**Work instructions**
Whenever the word "time" appears in a line of the listing, copy that line.

**Dataset entries**

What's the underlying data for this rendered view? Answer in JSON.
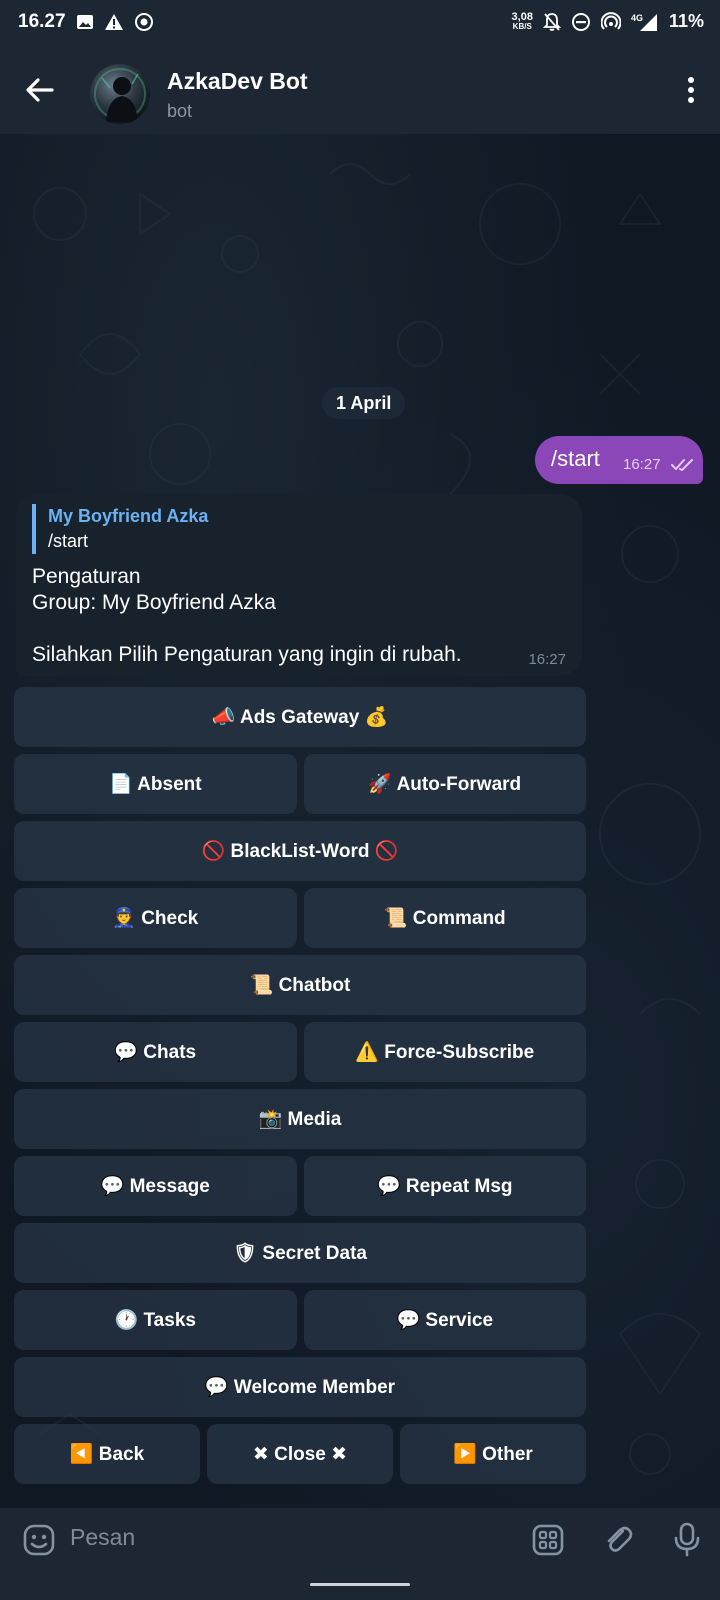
{
  "status_bar": {
    "time": "16.27",
    "speed_value": "3,08",
    "speed_unit": "KB/S",
    "network": "4G",
    "battery": "11%"
  },
  "header": {
    "title": "AzkaDev Bot",
    "subtitle": "bot"
  },
  "chat": {
    "date_label": "1 April",
    "outgoing": {
      "text": "/start",
      "time": "16:27"
    },
    "incoming": {
      "reply_name": "My Boyfriend Azka",
      "reply_text": "/start",
      "lines": [
        "Pengaturan",
        "Group: My Boyfriend Azka",
        "",
        "Silahkan Pilih Pengaturan yang ingin di rubah."
      ],
      "time": "16:27"
    }
  },
  "keyboard": [
    [
      "📣 Ads Gateway 💰"
    ],
    [
      "📄 Absent",
      "🚀 Auto-Forward"
    ],
    [
      "🚫 BlackList-Word 🚫"
    ],
    [
      "👮 Check",
      "📜 Command"
    ],
    [
      "📜 Chatbot"
    ],
    [
      "💬 Chats",
      "⚠️ Force-Subscribe"
    ],
    [
      "📸 Media"
    ],
    [
      "💬 Message",
      "💬 Repeat Msg"
    ],
    [
      "🛡 Secret Data"
    ],
    [
      "🕐 Tasks",
      "💬 Service"
    ],
    [
      "💬 Welcome Member"
    ],
    [
      "◀️ Back",
      "✖ Close ✖",
      "▶️ Other"
    ]
  ],
  "input": {
    "placeholder": "Pesan"
  },
  "colors": {
    "header_bg": "#1c2733",
    "outgoing_bubble": "#8b46b8",
    "incoming_bubble": "#18222d",
    "reply_accent": "#6ab2f2",
    "button_bg": "#283646"
  },
  "icons": {
    "back": "arrow-left-icon",
    "menu": "more-vert-icon",
    "emoji": "emoji-icon",
    "commands": "bot-commands-icon",
    "attach": "paperclip-icon",
    "mic": "microphone-icon"
  }
}
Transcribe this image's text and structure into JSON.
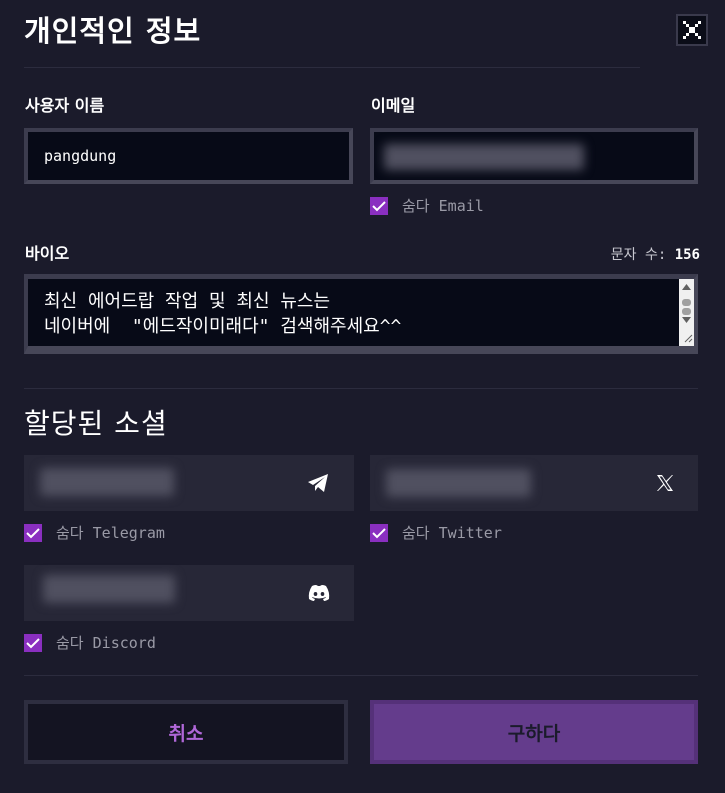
{
  "header": {
    "title": "개인적인 정보",
    "close_icon": "close-icon"
  },
  "username": {
    "label": "사용자 이름",
    "value": "pangdung"
  },
  "email": {
    "label": "이메일",
    "value": "",
    "hide_label": "숨다 Email",
    "hide_checked": true
  },
  "bio": {
    "label": "바이오",
    "char_count_label": "문자 수:",
    "char_count": "156",
    "value": "최신 에어드랍 작업 및 최신 뉴스는\n네이버에  \"에드작이미래다\" 검색해주세요^^"
  },
  "socials": {
    "title": "할당된 소셜",
    "items": [
      {
        "network": "Telegram",
        "icon": "telegram-icon",
        "hide_label": "숨다 Telegram",
        "hide_checked": true
      },
      {
        "network": "Twitter",
        "icon": "x-icon",
        "hide_label": "숨다 Twitter",
        "hide_checked": true
      },
      {
        "network": "Discord",
        "icon": "discord-icon",
        "hide_label": "숨다 Discord",
        "hide_checked": true
      }
    ]
  },
  "actions": {
    "cancel_label": "취소",
    "save_label": "구하다"
  },
  "colors": {
    "background": "#1b1b2b",
    "accent": "#8a2fc0",
    "save_button": "#643c8c",
    "cancel_text": "#b067d8"
  }
}
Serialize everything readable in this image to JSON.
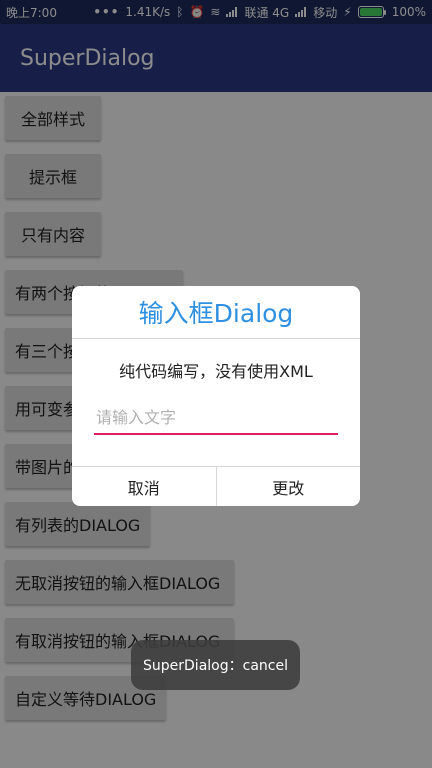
{
  "status_bar": {
    "time": "晚上7:00",
    "dots": "•••",
    "speed": "1.41K/s",
    "carrier1": "联通 4G",
    "carrier2": "移动",
    "battery": "100%",
    "bolt": "⚡",
    "icons": [
      "bluetooth-icon",
      "alarm-icon",
      "wifi-icon",
      "signal-icon",
      "signal-icon",
      "charging-icon",
      "battery-icon"
    ]
  },
  "app_bar": {
    "title": "SuperDialog"
  },
  "list": {
    "items": [
      "全部样式",
      "提示框",
      "只有内容",
      "有两个按钮的DIALOG",
      "有三个按钮的DIALOG",
      "用可变参数的DIALOG",
      "带图片的DIALOG",
      "有列表的DIALOG",
      "无取消按钮的输入框DIALOG",
      "有取消按钮的输入框DIALOG",
      "自定义等待DIALOG"
    ]
  },
  "dialog": {
    "title": "输入框Dialog",
    "message": "纯代码编写，没有使用XML",
    "input_placeholder": "请输入文字",
    "cancel": "取消",
    "confirm": "更改"
  },
  "toast": {
    "text": "SuperDialog：cancel"
  },
  "colors": {
    "status_bar": "#1d2a5c",
    "app_bar": "#2a3a86",
    "dialog_title": "#2f8fe0",
    "input_underline": "#e0205f",
    "battery": "#4cd964"
  }
}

**Reply to the task**
    "time": "16.27",
      "time": "16:27"
      "time": "16:27"
    "time": "晚上7:00",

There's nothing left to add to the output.